A portion of the sampled publications focused on what we refer to as the great reset, highlighting the challenges that the emergency lockdown brought to the world. A publication pattern centered around digital pedagogy posited distance and online learning as key components and identified the need for teacher training. Given the need for adaptability, a third theme revealed the demand for professional development in higher education and a future shift in educational roles. It can be recommended that future research investigate institutional policy changes and the adaptation to these changes in renewed educational roles. The ERE theme centered on the lack of preparation in instituting the forced changes brought about by the COVID-19 pandemic. The publications related to this theme revealed that the COVID-19 pandemic uncovered silent threads in educational environments, like depression, inequality, and injustice. A pedagogy of care has been developed with the aim of reducing anxiety and providing support through coping strategies. These research patterns indicate that the future of education demands sustainability and resilience in the face of uncertainty.

Results of the thematic analysis of citation patterns (Fig. 3) overlapped with two of the themes found in our thematic concept map (Fig. 1) and network graphic (Fig. 2). It was shown that researchers have emphasized the continuity of education and the psychological effects of the COVID-19 crisis on learners. Creating coping strategies to deal with global crises (e.g., pandemics, political upheavals, natural disasters) has been shown to be a priority for educational researchers. The pedagogy of resilience (Purdue University Innovative learning, n.d.) provides governments, institutions, and instructors with an alternative tool to applying to their contexts in the face of hardship. Furthermore, prioritizing the psychological long-term effects of the crisis in learners could alleviate achievement gaps. We recommend that researchers support grieving learners through care (Noddings, 1984) and trauma-informed pedagogy (Imad, 2020). Our resilience and empathy will reflect our preparedness for impending crises. The thematic analysis of citation patterns (1: educational response, emergency remote education affordances, and continuity of education; 2: psychological impact of COVID-19) further indicates suggestions for future instructional/learning designers. Freire (1985) argues that to transform the world we need to humanize it. Supporting that argument, the need for human-centered pedagogical approaches (Robinson et al., 2020) by considering learning a multifaceted process (Hodges et al., 2021) for well-designed learning experiences (Moore et al., 2021) is a requirement and instructional/learning designers have an important responsibility not only to design courses but an entire learning ecosystem where diversity, sensitivity, and inclusivity are prioritized.

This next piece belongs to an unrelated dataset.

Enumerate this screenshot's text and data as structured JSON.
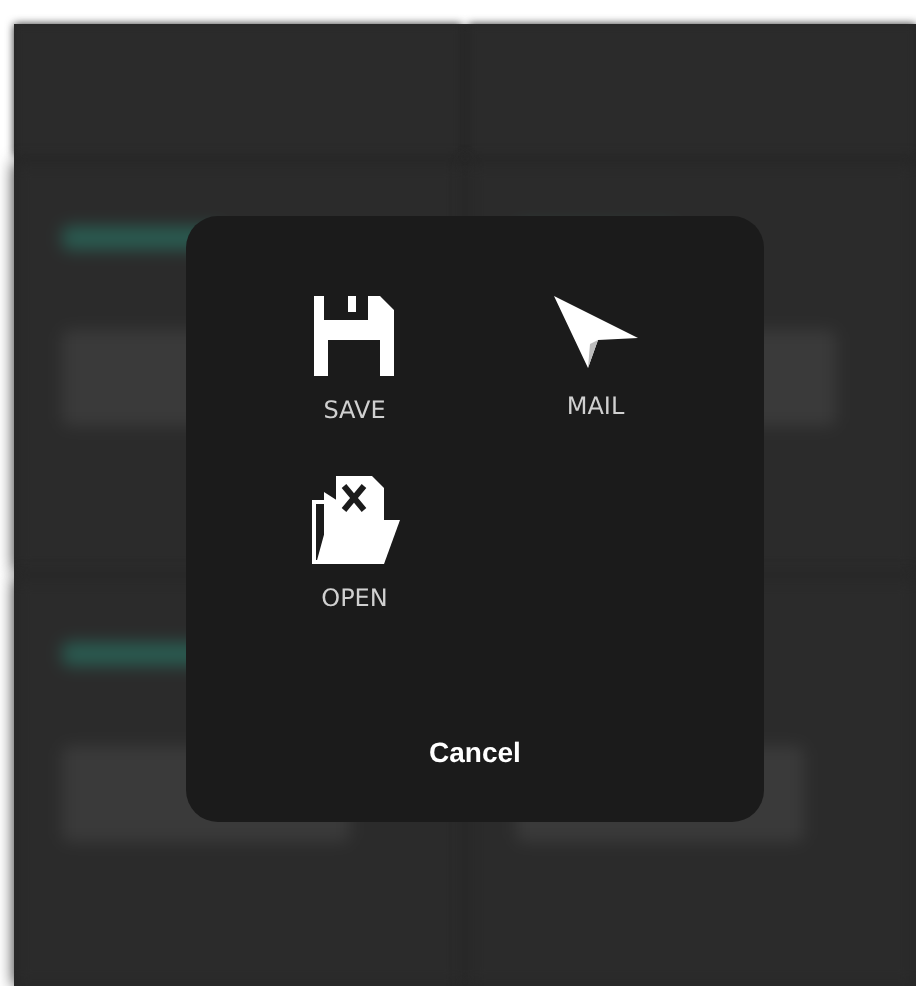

ERE is not a representative feature in the field of online education or distance education but rather, a forced reaction to extraordinary circumstances in education. The increasing confusion between the practice of ERE and online learning could have catastrophic consequences in learners' outcomes, teachers' instructional practices, and institutional policies. Researchers, educators, and policymakers must work cooperatively and be guided by sound work in the field of distance learning to design nourishing educational environments that serve students’ best interests.

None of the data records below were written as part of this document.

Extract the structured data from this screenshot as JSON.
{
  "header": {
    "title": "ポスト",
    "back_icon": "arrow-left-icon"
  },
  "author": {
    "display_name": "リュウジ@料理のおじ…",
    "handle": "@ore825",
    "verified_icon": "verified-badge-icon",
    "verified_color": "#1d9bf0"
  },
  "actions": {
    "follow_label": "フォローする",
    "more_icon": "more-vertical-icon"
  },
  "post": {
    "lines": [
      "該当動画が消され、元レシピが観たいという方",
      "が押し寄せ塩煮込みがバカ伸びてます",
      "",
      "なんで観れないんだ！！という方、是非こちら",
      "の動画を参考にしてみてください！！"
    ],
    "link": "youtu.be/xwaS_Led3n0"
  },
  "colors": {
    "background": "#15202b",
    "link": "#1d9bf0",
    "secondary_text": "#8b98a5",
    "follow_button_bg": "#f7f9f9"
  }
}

In this study, text mining and social network analysis were demonstrated to be powerful tools for exploring and visualizing patterns in COVID-19-related educational research. However, a more in-depth examination is still needed to synthesize effective strategies that can be used to support us in future crises. Systematic reviews that use classical manual coding techniques may take more time but increase our understanding of a phenomenon and help us to develop specific action plans. Future systematic reviews can use the seven themes identified in this study to analyze primary studies and find strategies that counteract the survival of the fittest mindset to ensure that no student is left behind.